3. Choose What You Will Grow: This is just an experiment, so select what you will try, get going and see what works. You can switch it next year. Given the limited space in my garden, I had to be selective. I thought about what I would like on hand weekly or what I could freeze or can to use in the winter. I asked some avid gardeners what was easy versus difficult to grow. For me, tomatoes, zucchini, green beans, spinach, peppers, carrots and herbs grow without troubles, in Ohio. I’m planning on adding new veggies this year and working some berry bushes into my landscaping. I would not recommend cucumber or other vine-like plants such as cantaloupe or watermelon in a small garden. Vine plants take over your garden and squeeze out other plants. Talk to a gardener about your ideas and get their suggestions.

My kids and I were very proud of our first carrot crop.

My kids and I were very proud of our first carrot crop.

4. Remember Daily Care: In the dead heat of summer, watering your garden daily is critical to the vitality of your plants. It’s best to water in the early morning, before 10 AM. You can water in the evenings as well, but if the water doesn’t dry and sits on the plant leaves that could cause mold problems. Having an herbicide/pesticide-free garden is important to me, but that also means more weeds. The use of mulch or straw and stepping stones helps prohibit weed growth. It takes some weeding by hand too and thankfully my neighbors forgive me for the weeds I don’t get to.

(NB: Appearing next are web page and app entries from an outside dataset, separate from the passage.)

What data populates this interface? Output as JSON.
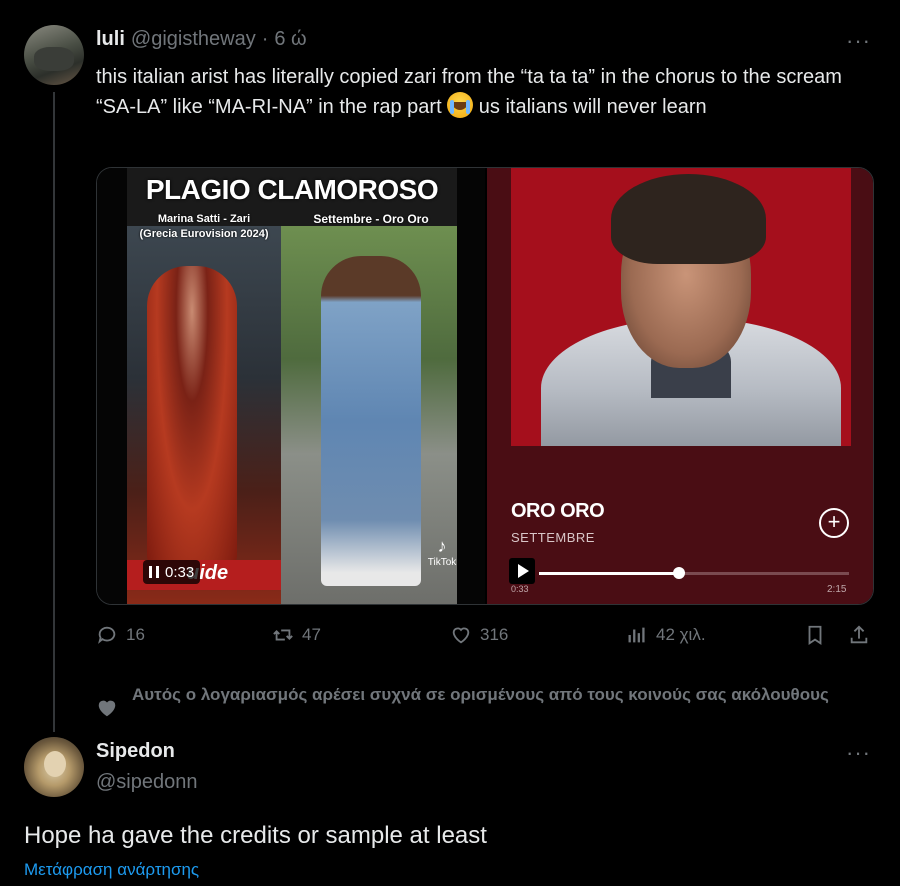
{
  "tweet": {
    "author_name": "luli",
    "author_handle": "@gigistheway",
    "separator": "·",
    "time": "6 ώ",
    "text_before_emoji": "this italian arist has literally copied zari from the “ta ta ta” in the chorus to the scream “SA-LA” like “MA-RI-NA” in the rap part ",
    "text_after_emoji": " us italians will never learn",
    "emoji": "loudly-crying-face-emoji"
  },
  "video": {
    "title": "PLAGIO CLAMOROSO",
    "left_caption_line1": "Marina Satti - Zari",
    "left_caption_line2": "(Grecia Eurovision 2024)",
    "right_caption": "Settembre - Oro Oro",
    "timestamp": "0:33",
    "overlay_text": "uide",
    "tiktok_label": "TikTok"
  },
  "music_card": {
    "track_title": "ORO ORO",
    "artist": "SETTEMBRE",
    "current_time": "0:33",
    "duration": "2:15",
    "progress_fraction": 0.45
  },
  "actions": {
    "replies": "16",
    "retweets": "47",
    "likes": "316",
    "views": "42 χιλ."
  },
  "social_context": "Αυτός ο λογαριασμός αρέσει συχνά σε ορισμένους από τους κοινούς σας ακόλουθους",
  "reply": {
    "author_name": "Sipedon",
    "author_handle": "@sipedonn",
    "text": "Hope ha gave the credits or sample at least",
    "translate_link": "Μετάφραση ανάρτησης"
  },
  "colors": {
    "background": "#000000",
    "text": "#e7e9ea",
    "muted": "#71767b",
    "link": "#1d9bf0",
    "card_bg": "#4a0d14",
    "cover_red": "#a50f1c"
  }
}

So what are you waiting for? Start your garden experiment this weekend, even if that means a basil plant in the windowsill or one little potted tomato plant on your back deck. Enjoy your experiment!

By Jennifer Andress, Senior Consultant

Sustainability reporting evolving as a management tool

By: Darrell Delamaide

An improved reporting process is helping companies identify gaps in their sustainability practices, which, when closed, can lead to big savings

The latest guidelines from the Global Reporting Initiative (GRI), issued less than a year ago, are turning sustainability reporting into more of a management tool and less of a marketing exercise.

The new version, called G4, introduces a whole set of guidelines on governance and places the emphasis on prioritizing which actions of the organization have a truly significant impact on the environment and society.
The focus is more on ‘how’ the report is produced, rather than on ‘what’ it finally says. In other words, it is designed to engage the organization from the C-suite on down in managing the impact rather than putting out a checklist of indicators.

This was the message in a training session with high-level government officials (including several procurement officers) conducted in Washington on April 23 and 24 by BrownFlynn, a sustainability consulting firm and the first US-certified GRI training partner. This training was conducted in partnership with the World Business Council for Sustainable Development at WBCSD’s US offices.

To read the full article in Corporate Secretary magazine please click here.